**Supplied entries:**
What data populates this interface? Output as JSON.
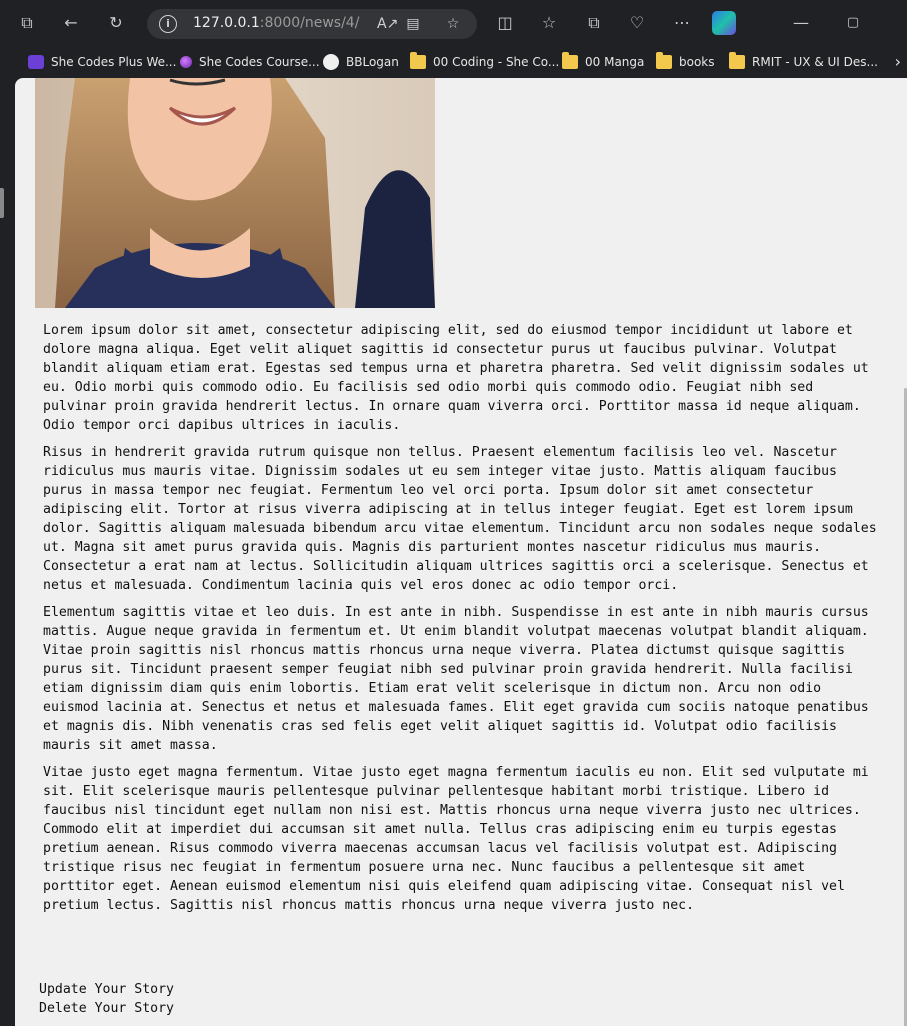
{
  "browser": {
    "url_host": "127.0.0.1",
    "url_path": ":8000/news/4/",
    "bookmarks": [
      {
        "label": "She Codes Plus We...",
        "icon": "she-codes-icon"
      },
      {
        "label": "She Codes Course...",
        "icon": "orb-icon"
      },
      {
        "label": "BBLogan",
        "icon": "github-icon"
      },
      {
        "label": "00 Coding - She Co...",
        "icon": "folder-icon"
      },
      {
        "label": "00 Manga",
        "icon": "folder-icon"
      },
      {
        "label": "books",
        "icon": "folder-icon"
      },
      {
        "label": "RMIT - UX & UI Des...",
        "icon": "folder-icon"
      }
    ]
  },
  "story": {
    "paragraphs": [
      "Lorem ipsum dolor sit amet, consectetur adipiscing elit, sed do eiusmod tempor incididunt ut labore et dolore magna aliqua. Eget velit aliquet sagittis id consectetur purus ut faucibus pulvinar. Volutpat blandit aliquam etiam erat. Egestas sed tempus urna et pharetra pharetra. Sed velit dignissim sodales ut eu. Odio morbi quis commodo odio. Eu facilisis sed odio morbi quis commodo odio. Feugiat nibh sed pulvinar proin gravida hendrerit lectus. In ornare quam viverra orci. Porttitor massa id neque aliquam. Odio tempor orci dapibus ultrices in iaculis.",
      "Risus in hendrerit gravida rutrum quisque non tellus. Praesent elementum facilisis leo vel. Nascetur ridiculus mus mauris vitae. Dignissim sodales ut eu sem integer vitae justo. Mattis aliquam faucibus purus in massa tempor nec feugiat. Fermentum leo vel orci porta. Ipsum dolor sit amet consectetur adipiscing elit. Tortor at risus viverra adipiscing at in tellus integer feugiat. Eget est lorem ipsum dolor. Sagittis aliquam malesuada bibendum arcu vitae elementum. Tincidunt arcu non sodales neque sodales ut. Magna sit amet purus gravida quis. Magnis dis parturient montes nascetur ridiculus mus mauris. Consectetur a erat nam at lectus. Sollicitudin aliquam ultrices sagittis orci a scelerisque. Senectus et netus et malesuada. Condimentum lacinia quis vel eros donec ac odio tempor orci.",
      "Elementum sagittis vitae et leo duis. In est ante in nibh. Suspendisse in est ante in nibh mauris cursus mattis. Augue neque gravida in fermentum et. Ut enim blandit volutpat maecenas volutpat blandit aliquam. Vitae proin sagittis nisl rhoncus mattis rhoncus urna neque viverra. Platea dictumst quisque sagittis purus sit. Tincidunt praesent semper feugiat nibh sed pulvinar proin gravida hendrerit. Nulla facilisi etiam dignissim diam quis enim lobortis. Etiam erat velit scelerisque in dictum non. Arcu non odio euismod lacinia at. Senectus et netus et malesuada fames. Elit eget gravida cum sociis natoque penatibus et magnis dis. Nibh venenatis cras sed felis eget velit aliquet sagittis id. Volutpat odio facilisis mauris sit amet massa.",
      "Vitae justo eget magna fermentum. Vitae justo eget magna fermentum iaculis eu non. Elit sed vulputate mi sit. Elit scelerisque mauris pellentesque pulvinar pellentesque habitant morbi tristique. Libero id faucibus nisl tincidunt eget nullam non nisi est. Mattis rhoncus urna neque viverra justo nec ultrices. Commodo elit at imperdiet dui accumsan sit amet nulla. Tellus cras adipiscing enim eu turpis egestas pretium aenean. Risus commodo viverra maecenas accumsan lacus vel facilisis volutpat est. Adipiscing tristique risus nec feugiat in fermentum posuere urna nec. Nunc faucibus a pellentesque sit amet porttitor eget. Aenean euismod elementum nisi quis eleifend quam adipiscing vitae. Consequat nisl vel pretium lectus. Sagittis nisl rhoncus mattis rhoncus urna neque viverra justo nec."
    ]
  },
  "actions": {
    "update_label": "Update Your Story",
    "delete_label": "Delete Your Story"
  }
}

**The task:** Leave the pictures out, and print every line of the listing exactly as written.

**Task output:**
What data populates this interface? Output as JSON.
{
  "browser": {
    "url_host": "127.0.0.1",
    "url_path": ":8000/news/4/",
    "bookmarks": [
      {
        "label": "She Codes Plus We...",
        "icon": "she-codes-icon"
      },
      {
        "label": "She Codes Course...",
        "icon": "orb-icon"
      },
      {
        "label": "BBLogan",
        "icon": "github-icon"
      },
      {
        "label": "00 Coding - She Co...",
        "icon": "folder-icon"
      },
      {
        "label": "00 Manga",
        "icon": "folder-icon"
      },
      {
        "label": "books",
        "icon": "folder-icon"
      },
      {
        "label": "RMIT - UX & UI Des...",
        "icon": "folder-icon"
      }
    ]
  },
  "story": {
    "paragraphs": [
      "Lorem ipsum dolor sit amet, consectetur adipiscing elit, sed do eiusmod tempor incididunt ut labore et dolore magna aliqua. Eget velit aliquet sagittis id consectetur purus ut faucibus pulvinar. Volutpat blandit aliquam etiam erat. Egestas sed tempus urna et pharetra pharetra. Sed velit dignissim sodales ut eu. Odio morbi quis commodo odio. Eu facilisis sed odio morbi quis commodo odio. Feugiat nibh sed pulvinar proin gravida hendrerit lectus. In ornare quam viverra orci. Porttitor massa id neque aliquam. Odio tempor orci dapibus ultrices in iaculis.",
      "Risus in hendrerit gravida rutrum quisque non tellus. Praesent elementum facilisis leo vel. Nascetur ridiculus mus mauris vitae. Dignissim sodales ut eu sem integer vitae justo. Mattis aliquam faucibus purus in massa tempor nec feugiat. Fermentum leo vel orci porta. Ipsum dolor sit amet consectetur adipiscing elit. Tortor at risus viverra adipiscing at in tellus integer feugiat. Eget est lorem ipsum dolor. Sagittis aliquam malesuada bibendum arcu vitae elementum. Tincidunt arcu non sodales neque sodales ut. Magna sit amet purus gravida quis. Magnis dis parturient montes nascetur ridiculus mus mauris. Consectetur a erat nam at lectus. Sollicitudin aliquam ultrices sagittis orci a scelerisque. Senectus et netus et malesuada. Condimentum lacinia quis vel eros donec ac odio tempor orci.",
      "Elementum sagittis vitae et leo duis. In est ante in nibh. Suspendisse in est ante in nibh mauris cursus mattis. Augue neque gravida in fermentum et. Ut enim blandit volutpat maecenas volutpat blandit aliquam. Vitae proin sagittis nisl rhoncus mattis rhoncus urna neque viverra. Platea dictumst quisque sagittis purus sit. Tincidunt praesent semper feugiat nibh sed pulvinar proin gravida hendrerit. Nulla facilisi etiam dignissim diam quis enim lobortis. Etiam erat velit scelerisque in dictum non. Arcu non odio euismod lacinia at. Senectus et netus et malesuada fames. Elit eget gravida cum sociis natoque penatibus et magnis dis. Nibh venenatis cras sed felis eget velit aliquet sagittis id. Volutpat odio facilisis mauris sit amet massa.",
      "Vitae justo eget magna fermentum. Vitae justo eget magna fermentum iaculis eu non. Elit sed vulputate mi sit. Elit scelerisque mauris pellentesque pulvinar pellentesque habitant morbi tristique. Libero id faucibus nisl tincidunt eget nullam non nisi est. Mattis rhoncus urna neque viverra justo nec ultrices. Commodo elit at imperdiet dui accumsan sit amet nulla. Tellus cras adipiscing enim eu turpis egestas pretium aenean. Risus commodo viverra maecenas accumsan lacus vel facilisis volutpat est. Adipiscing tristique risus nec feugiat in fermentum posuere urna nec. Nunc faucibus a pellentesque sit amet porttitor eget. Aenean euismod elementum nisi quis eleifend quam adipiscing vitae. Consequat nisl vel pretium lectus. Sagittis nisl rhoncus mattis rhoncus urna neque viverra justo nec."
    ]
  },
  "actions": {
    "update_label": "Update Your Story",
    "delete_label": "Delete Your Story"
  }
}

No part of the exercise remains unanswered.